However, don’t be fooled into comparing RMS of one speaker to peak power of another speaker. You should always measure RMS values and if a manufacturer only indicates peak values, then convert it to RMS. However, as long as you are cautious with the volume controls, then you can pair different speakers with any amplifier, no matter the power.
As we’ve already established, most speaker manufacturers will usually indicate the peak power to make the product look superior to the buyer, though that may not be the case. However, using RMS values (the lower numbers), you can get a better idea of the speaker’s capabilities in handling power over a long-term period.
When choosing the type of speaker to buy, you want to compare the RMS rating of one model to another. If you make the mistake of equating RMS with Peak values, then you will most likely end up making the wrong choice.
The truth is, when comparing speakers, only use the RMS, the others are useless to you. This is because RMS refers to clean power/wattage. Think of RMS as a true listening rating.
Selecting An Amplifier Based On RMS
If you carefully go through the specification of many speakers, you will note that there is a range of amplifier power ratings indicated by the manufacturer. That shows the amount of power that the speaker can comfortably take. This range is usually 50-200 watts per channel; so you will have to acquire a powerful amplifier before you can cause any significant damage to the system.
The suggested amplifier range is a simple way of describing the speakers’ capabilities, and it makes it clear what will comfortably drive them without ruining its coil. It also makes it simple to understand what you need for your sound system, without the need to understand a lot of technical issues. It also indicates that you have a wide range of choices in matching the power of your speakers to the amplifier.

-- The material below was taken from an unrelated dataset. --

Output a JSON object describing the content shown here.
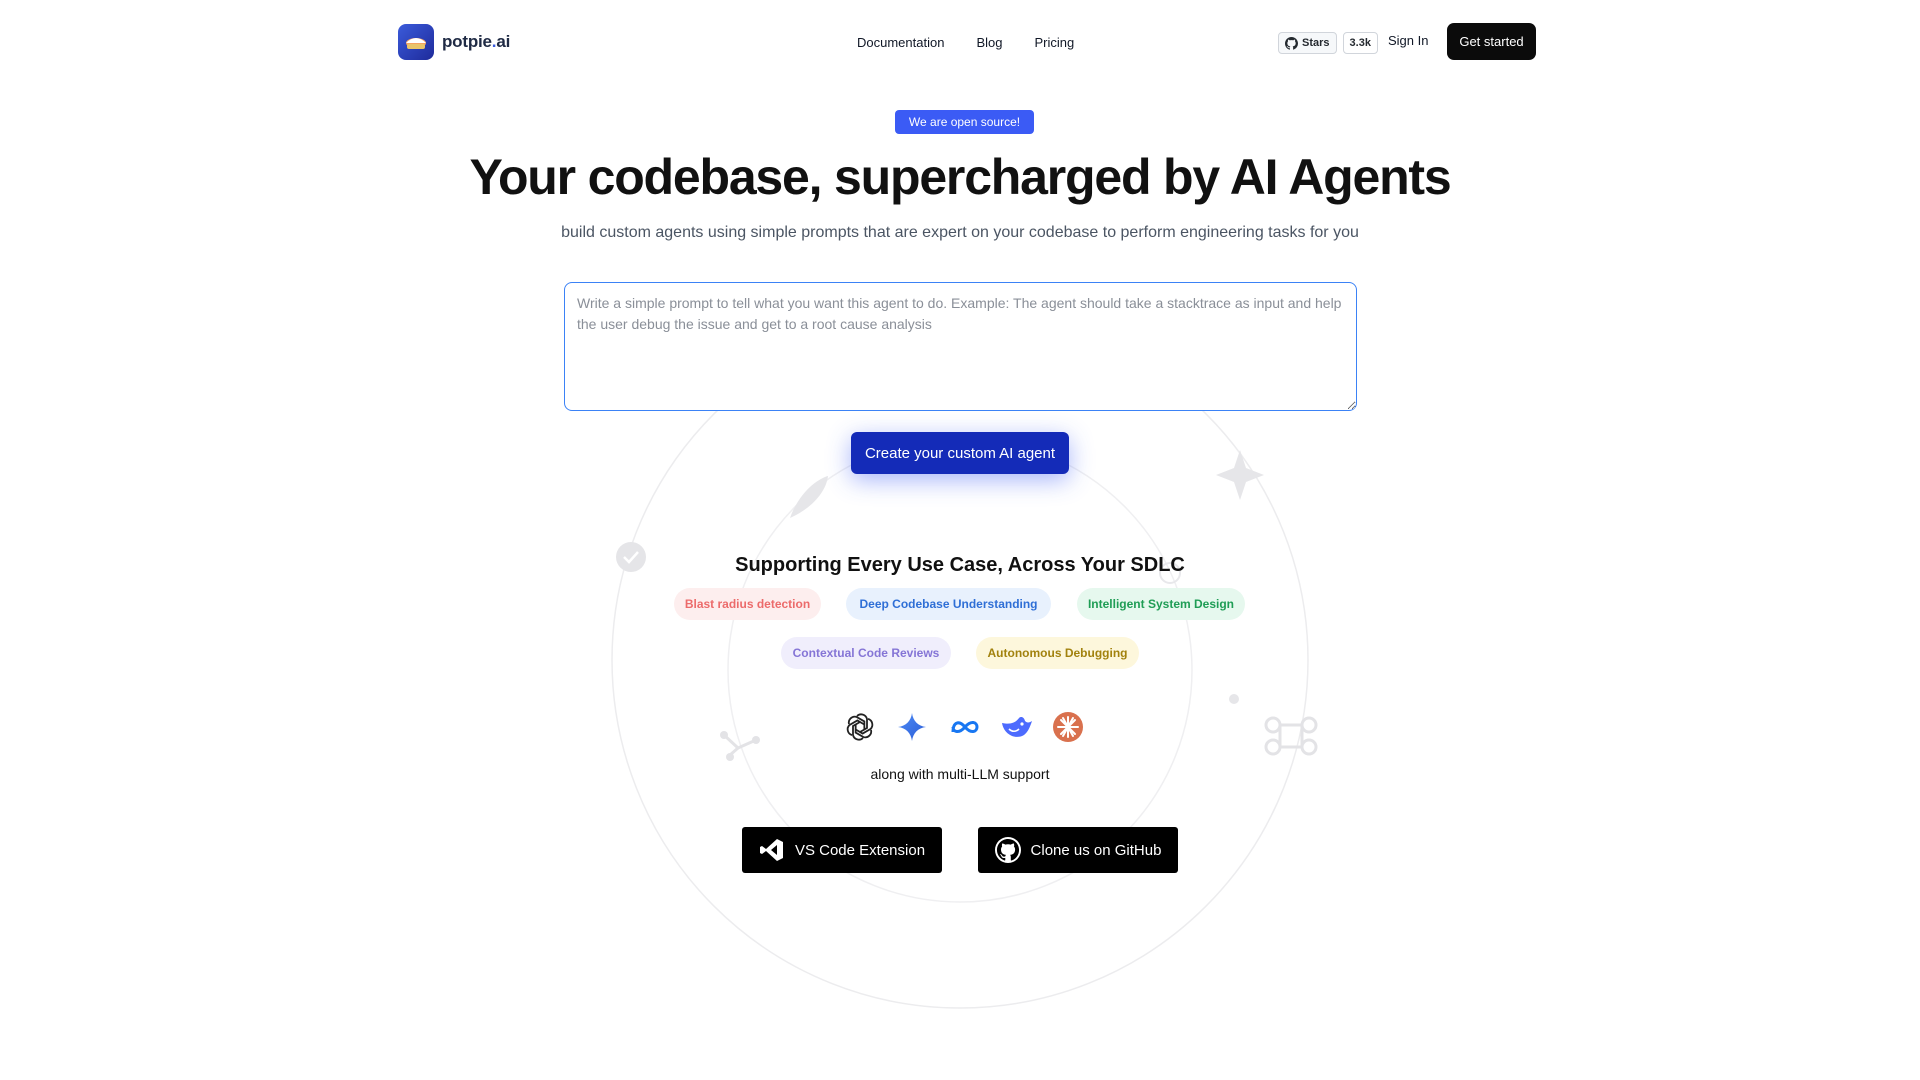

Ideally, you should try to find a close match between the RMS values of your speakers to that of the amplifier. That makes the point that you don’t necessarily have to match a 150-watt amp with 150 Watt speakers. Anything that is reasonably matched will be great, provided you don’t push your system to the extreme to avoid having problems. However, we recommend getting a slightly lower amplifier rating vs the speakers it will be driving just to play it safe.
However, you can have an amplifier that’s more powerful than the speaker’s RMS ratings, rather than less. That’s because you can regulate the amount of volume that goes into your speakers, and you can quickly note when you are starting to exceed their limits, before causing any significant damage.
On the other hand, a low powered amplifier will most likely require you to adjust the volume controls upwards to achieve a reasonable sound level. When you do this for a long time, the amp will start sending clipped waveforms and damage the speakers. Bear in mind that you want to get a comfortable listening volume that can handle the odd musical peak, without any stress.
So whenever you hear the question what does RMS stand for? You are now equipped to answer effectively.
Though the RMS and peak values may sound complicated, you can comfortably use them while creating your ideal sound system (even without understanding the technical terms or the calculations involved). It’s crucial that you know the distinction between the two rating systems.
Of course, you should only use the RMS value to know the ideal speakers to buy. Keep in mind that most manufacturers don’t put a clear distinction, so it’s always safer to assume the number disclosed is a peak value (unless otherwise stated). Don’t forget to match your amplifiers correctly using the same values, if you like to crank up the volume of your audio for prolonged periods.